§ Exercise material:
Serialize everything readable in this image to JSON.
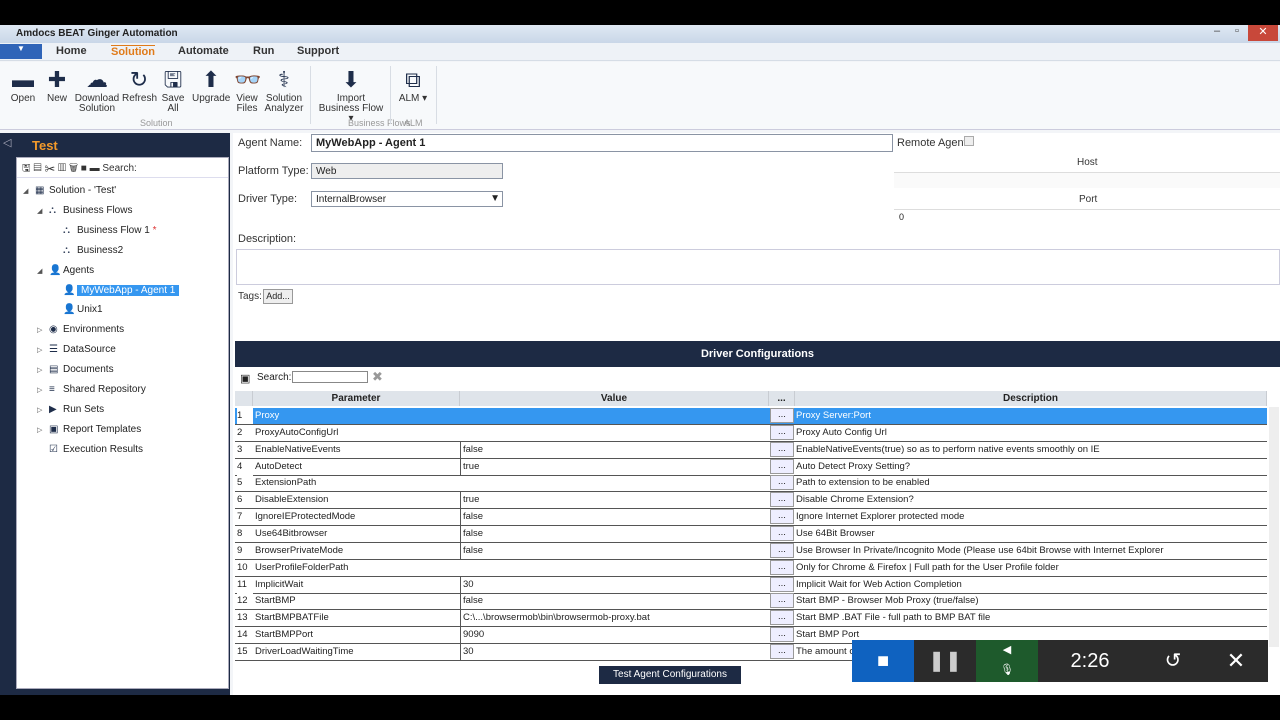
{
  "window": {
    "title": "Amdocs BEAT Ginger Automation"
  },
  "menu": [
    "Home",
    "Solution",
    "Automate",
    "Run",
    "Support"
  ],
  "ribbon": {
    "buttons": [
      {
        "label": "Open",
        "icon": "folder-icon"
      },
      {
        "label": "New",
        "icon": "plus-icon"
      },
      {
        "label": "Download Solution",
        "icon": "cloud-download-icon"
      },
      {
        "label": "Refresh",
        "icon": "refresh-icon"
      },
      {
        "label": "Save All",
        "icon": "save-icon"
      },
      {
        "label": "Upgrade",
        "icon": "upgrade-icon"
      },
      {
        "label": "View Files",
        "icon": "glasses-icon"
      },
      {
        "label": "Solution Analyzer",
        "icon": "stethoscope-icon"
      },
      {
        "label": "Import Business Flow ▾",
        "icon": "import-file-icon"
      },
      {
        "label": "ALM ▾",
        "icon": "alm-icon"
      }
    ],
    "groups": [
      "Solution",
      "Business Flows",
      "ALM"
    ]
  },
  "sidebar": {
    "title": "Test",
    "search_label": "Search:",
    "tree": [
      {
        "label": "Solution - 'Test'",
        "level": 0,
        "arrow": "◢",
        "icon": "▦"
      },
      {
        "label": "Business Flows",
        "level": 1,
        "arrow": "◢",
        "icon": "⛬"
      },
      {
        "label": "Business Flow 1",
        "level": 2,
        "arrow": "",
        "icon": "⛬",
        "star": "*"
      },
      {
        "label": "Business2",
        "level": 2,
        "arrow": "",
        "icon": "⛬"
      },
      {
        "label": "Agents",
        "level": 1,
        "arrow": "◢",
        "icon": "👤"
      },
      {
        "label": "MyWebApp - Agent 1",
        "level": 2,
        "arrow": "",
        "icon": "👤",
        "selected": true
      },
      {
        "label": "Unix1",
        "level": 2,
        "arrow": "",
        "icon": "👤"
      },
      {
        "label": "Environments",
        "level": 1,
        "arrow": "▷",
        "icon": "◉"
      },
      {
        "label": "DataSource",
        "level": 1,
        "arrow": "▷",
        "icon": "☰"
      },
      {
        "label": "Documents",
        "level": 1,
        "arrow": "▷",
        "icon": "▤"
      },
      {
        "label": "Shared Repository",
        "level": 1,
        "arrow": "▷",
        "icon": "≡"
      },
      {
        "label": "Run Sets",
        "level": 1,
        "arrow": "▷",
        "icon": "▶"
      },
      {
        "label": "Report Templates",
        "level": 1,
        "arrow": "▷",
        "icon": "▣"
      },
      {
        "label": "Execution Results",
        "level": 1,
        "arrow": "",
        "icon": "☑"
      }
    ]
  },
  "agent": {
    "name_label": "Agent Name:",
    "name": "MyWebApp - Agent 1",
    "platform_label": "Platform Type:",
    "platform": "Web",
    "driver_label": "Driver Type:",
    "driver": "InternalBrowser",
    "description_label": "Description:",
    "tags_label": "Tags:",
    "add_label": "Add...",
    "remote_label": "Remote Agent",
    "host_label": "Host",
    "host": "",
    "port_label": "Port",
    "port": "0"
  },
  "driver_config": {
    "title": "Driver Configurations",
    "search_label": "Search:",
    "columns": [
      "Parameter",
      "Value",
      "...",
      "Description"
    ],
    "rows": [
      [
        "1",
        "Proxy",
        "",
        "Proxy Server:Port"
      ],
      [
        "2",
        "ProxyAutoConfigUrl",
        "",
        "Proxy Auto Config Url"
      ],
      [
        "3",
        "EnableNativeEvents",
        "false",
        "EnableNativeEvents(true) so as to perform native events smoothly on IE"
      ],
      [
        "4",
        "AutoDetect",
        "true",
        "Auto Detect Proxy Setting?"
      ],
      [
        "5",
        "ExtensionPath",
        "",
        "Path to extension to be enabled"
      ],
      [
        "6",
        "DisableExtension",
        "true",
        "Disable Chrome Extension?"
      ],
      [
        "7",
        "IgnoreIEProtectedMode",
        "false",
        "Ignore Internet Explorer protected mode"
      ],
      [
        "8",
        "Use64Bitbrowser",
        "false",
        "Use 64Bit Browser"
      ],
      [
        "9",
        "BrowserPrivateMode",
        "false",
        "Use Browser In Private/Incognito Mode (Please use 64bit Browse with Internet Explorer"
      ],
      [
        "10",
        "UserProfileFolderPath",
        "",
        "Only for Chrome & Firefox | Full path for the User Profile folder"
      ],
      [
        "11",
        "ImplicitWait",
        "30",
        "Implicit Wait for Web Action Completion"
      ],
      [
        "12",
        "StartBMP",
        "false",
        "Start BMP - Browser Mob Proxy (true/false)"
      ],
      [
        "13",
        "StartBMPBATFile",
        "C:\\...\\browsermob\\bin\\browsermob-proxy.bat",
        "Start BMP .BAT File - full path to BMP BAT file"
      ],
      [
        "14",
        "StartBMPPort",
        "9090",
        "Start BMP Port"
      ],
      [
        "15",
        "DriverLoadWaitingTime",
        "30",
        "The amount o"
      ]
    ],
    "test_button": "Test Agent Configurations"
  },
  "recorder": {
    "time": "2:26"
  },
  "colors": {
    "accent": "#3597f0",
    "navy": "#1d2a44",
    "orange": "#f39a2b"
  }
}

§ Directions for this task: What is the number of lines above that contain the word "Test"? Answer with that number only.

§ Solution for this problem: 3